“We have many, many ideas,” Calzadilla said. “We want the community to know we are still there. In my opinion, it’s the best way to preach the Gospel, not with words but by deeds.” 
Developing a strong multicultural presence and welcoming a diverse community is imperative, Cadar said. He hopes to grow worship attendance from 150 now to 300 by the end of the year. His goal is to have 500 members by 2023 and 1,000 by 2025. 
“I’ve always been told when you get to a church, don’t make changes in the first year,” Cadar said. “In the world we live in today, I don’t know if that applies anymore.”  
After all, the church was eager for change, to restore and revive. Cadar, Calzadilla and the congregation are simply leading the way forward. “We don’t want to focus on the past. We want to focus on the present and future,” the pastor said.  
Photo by Troy Griffin
Already, church leadership has appointed a new bilingual children’s director and is bringing in a bilingual youth director, working in partnership with the Center for Youth Ministry Training.  
Still, Cadar admitted that building more diversity at the church will take time. “Change does not happen overnight,” he said. “But we’re going to keep chipping away at it.” 
In the current climate of division, the church should be a place where the community unites, Cadar said. “Now, more than ever, the church needs to be intentional about reaching out to the community,” he said.  
That will require the right pastors for the job.
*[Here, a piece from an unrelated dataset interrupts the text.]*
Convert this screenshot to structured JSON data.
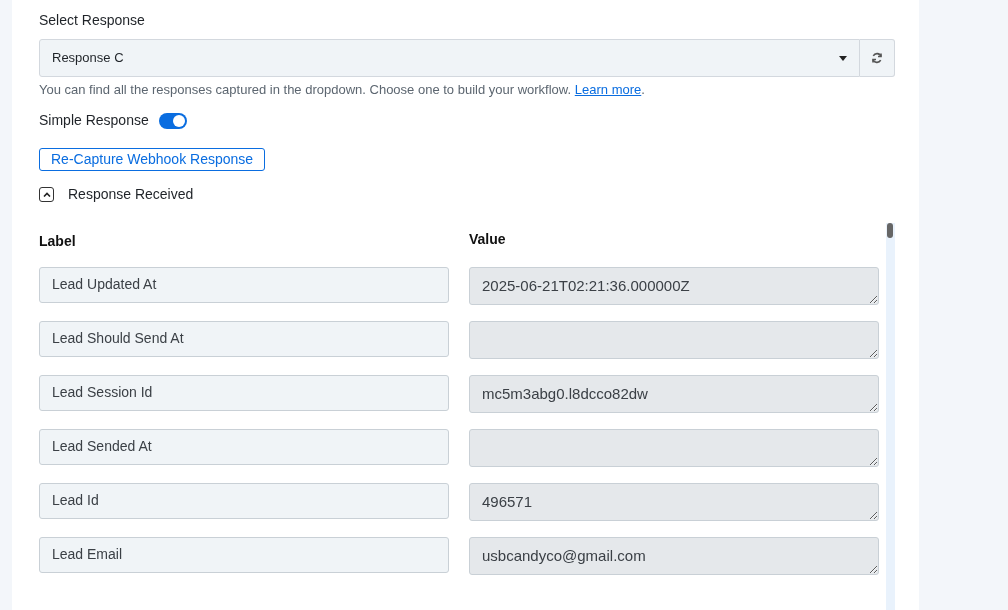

Cadar said more diverse pastors should be recruited in the Texas Annual Conference. “If you don’t have a big pool of bicultural, bilingual, diverse pastors, it’s tough,” he said.  
Cadar is confident that the Lord brought Calzadilla and him to Revive! to spark a new beginning. 
“One of the mistakes mainstream churches have made over the years, in all denominations, is that their focus has been internal,” he explained. Instead, we want to create programs with a more outward focus – and that always results in greater outreach, and sustained growth. “The decisions we’re making are strongly driven by what the community around us wants and needs,” he said.